Fred Child is the host of America's most-listened-to daily classical music radio show, NPR's Performance Today. The program reaches 1.5 million listeners every week on 250 stations around the country. Performance Today features classical music in concert across the nation and around the world, music in concert from the NPR studios, plus classical music news, interviews and issues.

Fred is also the host of NPR's “Creators @ Carnegie,” a program of wide-ranging performers in concert at Carnegie Hall, including the Kronos Quartet, Bill Frisell, Randy Newman, Dawn Upshaw, Youssou N'Dour, Caetano Veloso, Emmylou Harris, and others.

In recent years, Fred has hosted a series of important live national concert broadcasts, including the Los Angeles Philharmonic's first ever concerts from Walt Disney Hall, the 2003 season-opening concert at Carnegie Hall, the Berlin Philharmonic live at Carnegie Hall, the New York Philharmonic's world premiere of John Adams's "On the Transmigration of Souls," the Last Night of the Proms from the Royal Albert Hall in London, New Year's concerts by the New York Philharmonic, Seiji Ozawa's final concert with the Boston Symphony at Tanglewood, and James Levine's first concert as music director of the Boston Symphony.

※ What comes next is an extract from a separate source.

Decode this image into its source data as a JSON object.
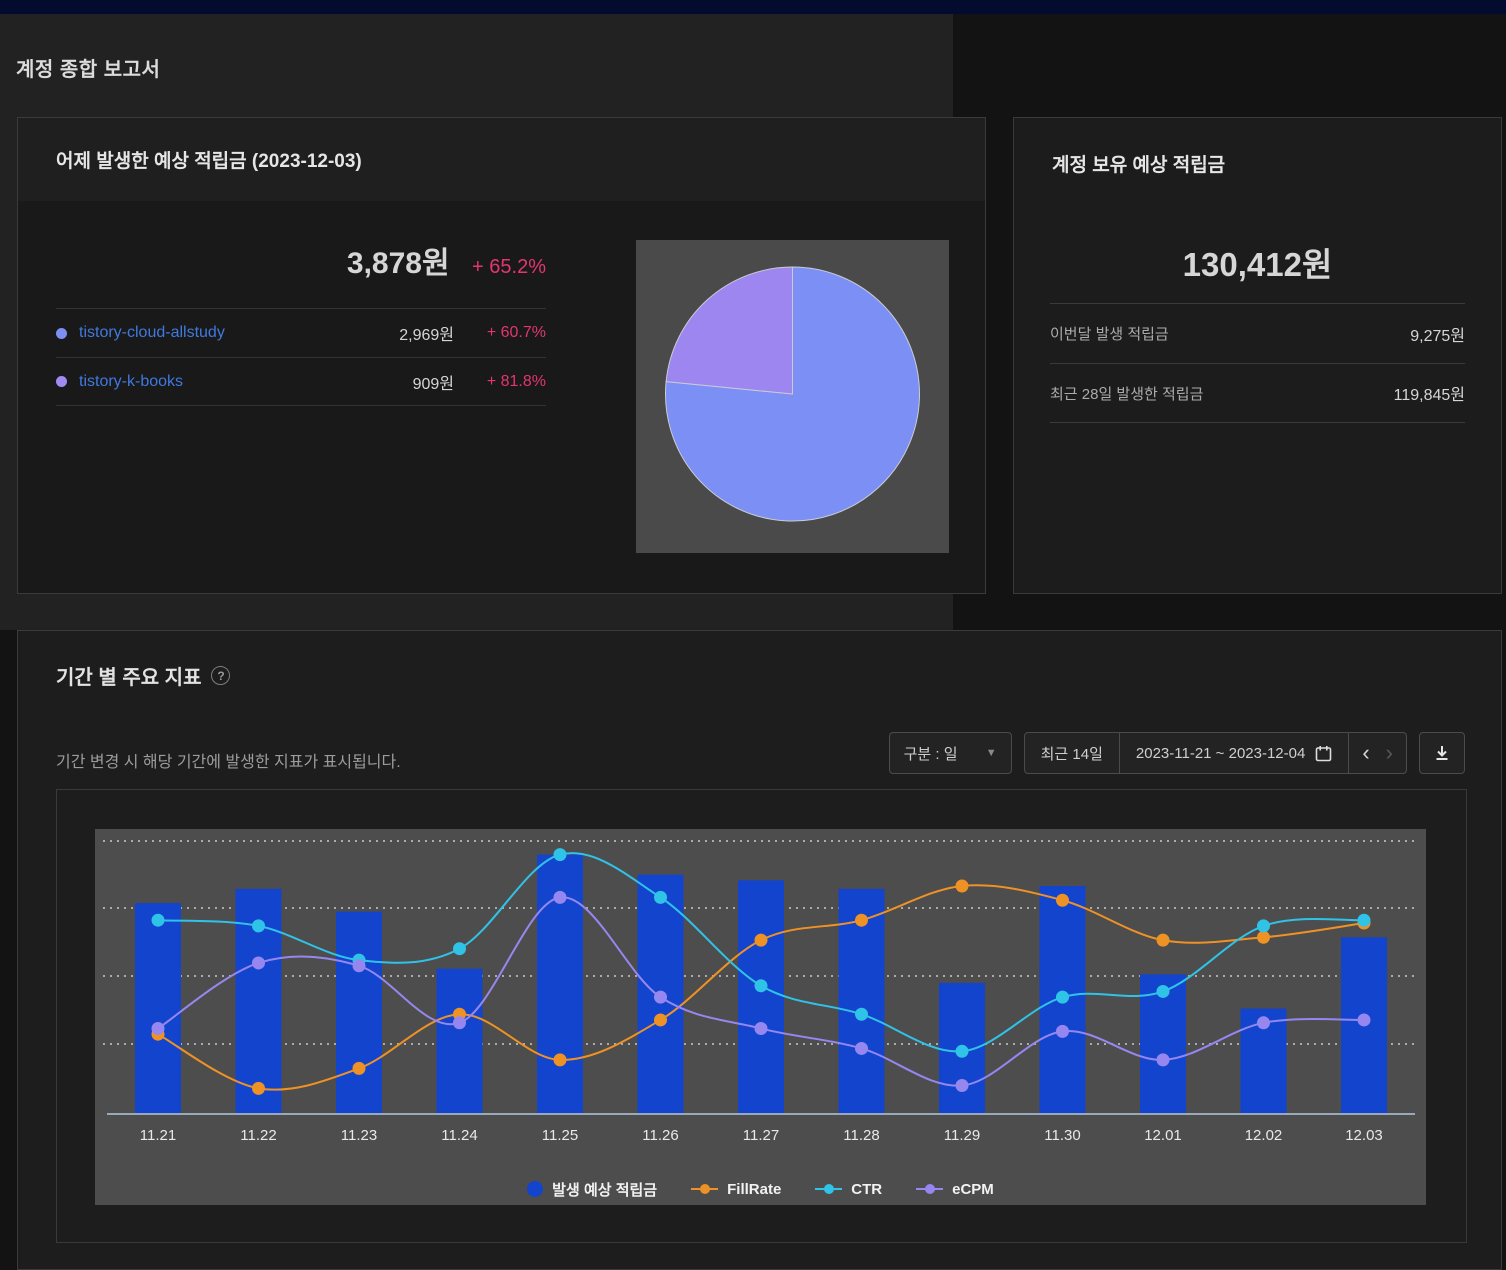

Mr. Child's 9/11 cultural reporting was part of coverage that earned NPR a 2001 George Foster Peabody Award. His 2002 reading of the audio book “Getting to Know William Shakespeare” won an Audie Award from the Audio Publishers Association.

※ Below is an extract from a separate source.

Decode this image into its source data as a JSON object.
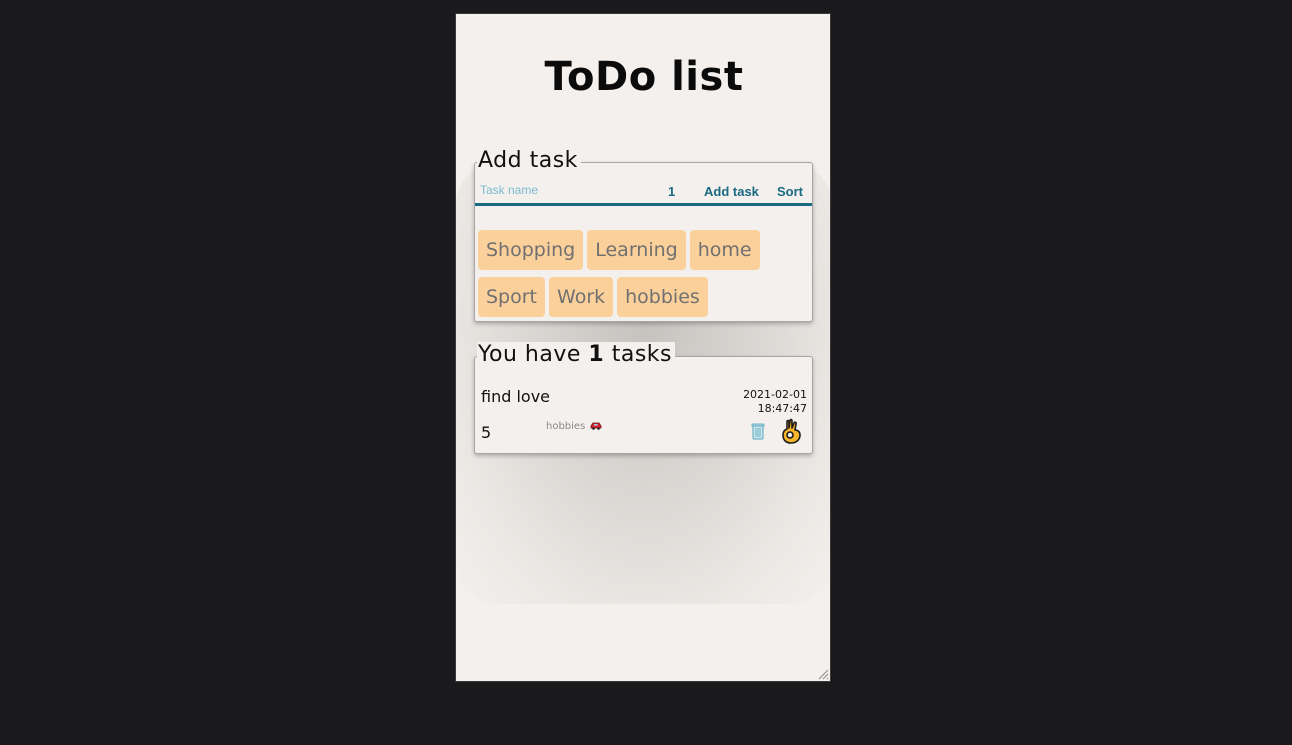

Fred's CD reviews appear on NPR's All Things Considered, his classical music reports appear on NPR's Morning Edition and Weekend Edition. He's been a contributor to Billboard magazine, and a commentator for BBC Radio 3.

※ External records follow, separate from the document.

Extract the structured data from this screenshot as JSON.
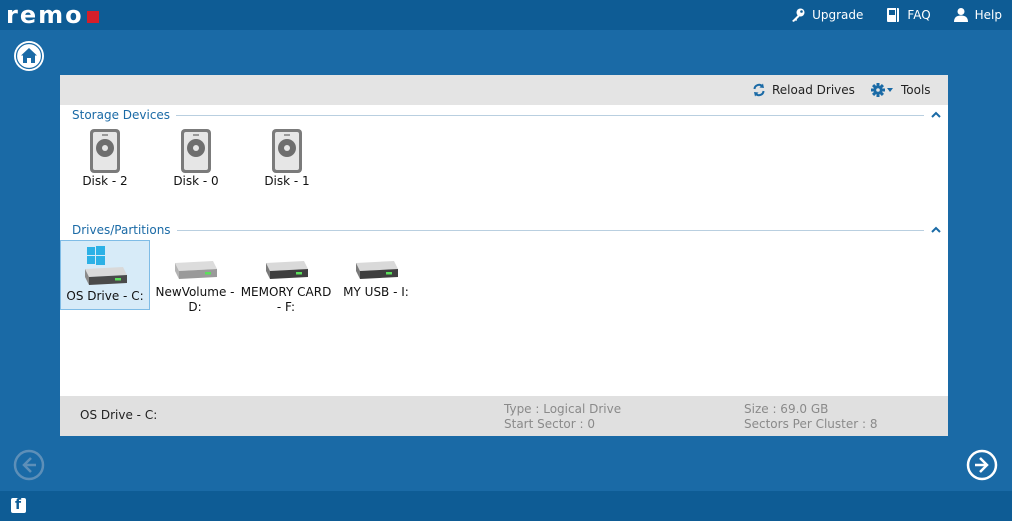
{
  "app": {
    "logo_text": "remo"
  },
  "topnav": {
    "upgrade_label": "Upgrade",
    "faq_label": "FAQ",
    "help_label": "Help"
  },
  "toolbar": {
    "reload_label": "Reload Drives",
    "tools_label": "Tools"
  },
  "storage": {
    "title": "Storage Devices",
    "disks": [
      {
        "label": "Disk - 2"
      },
      {
        "label": "Disk - 0"
      },
      {
        "label": "Disk - 1"
      }
    ]
  },
  "partitions": {
    "title": "Drives/Partitions",
    "drives": [
      {
        "label": "OS Drive - C:",
        "selected": true
      },
      {
        "label": "NewVolume - D:"
      },
      {
        "label": "MEMORY CARD - F:",
        "line1": "MEMORY CARD",
        "line2": "- F:"
      },
      {
        "label": "MY USB - I:"
      }
    ]
  },
  "status": {
    "name": "OS Drive - C:",
    "type": "Type : Logical Drive",
    "start_sector": "Start Sector : 0",
    "size": "Size : 69.0 GB",
    "sectors_per_cluster": "Sectors Per Cluster : 8"
  },
  "colors": {
    "background": "#1a6aa6",
    "bar": "#0e5c95",
    "accent": "#1a6aa6",
    "logo_red": "#d41f2a",
    "selected": "#d7ebf8"
  },
  "icons": [
    "key-icon",
    "book-icon",
    "user-icon",
    "home-icon",
    "reload-icon",
    "gear-icon",
    "disk-icon",
    "drive-icon",
    "windows-icon",
    "back-arrow-icon",
    "next-arrow-icon",
    "facebook-icon",
    "collapse-icon"
  ]
}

» Back to top

About the New York Philharmonic
Founded in 1842, the New York Philharmonic is the oldest symphony orchestra in the United States and one of the oldest in the world. Lorin Maazel became Music Director in September 2002, succeeding Kurt Masur, who was Music Director from 1991 until the summer of 2002. Other recent Music Directors include Zubin Mehta, Pierre Boulez, and Leonard Bernstein. Since its inception, the Philharmonic has played a leading role in American musical life, reaching out to audiences with touring that began in 1882; recordings beginning in 1917; radio broadcasts since 1922; and television appearances starting in 1950. As a champion of the new music of its time, the Orchestra has given the first performances of many important works, from Dvorák's Symphony No. 9, “From the New World,” (1893) to John Adams's On the Transmigration of Souls(2002). In February 2003, the Philharmonic was honored by The Recording Academy with a Trustees Award in recognition of the organization's outstanding contributions to the industry and American culture. On December 18, 2004 the Orchestra will perform its 14,000th concert—a milestone unmatched by any other symphony orchestra in the world.

» Back to top

Other WNYC New Year's Eve Offerings
» 2004 Holiday Specials

Other Recent WNYC Music and Culture Programs

» Music Party Specials
» "The Ring and I: The Passion, The Myth, The Mania"
» Bernstein's Candide
» WNYC celebrates the opening of Carnegie's Zankel Hall

More in:

Leave a Comment

Email addresses are required but never displayed.

The Morning Brief

Enter your email address and we’ll send you our top 5 stories every day, plus breaking news and weather.

Sponsored

Feeds

Supported by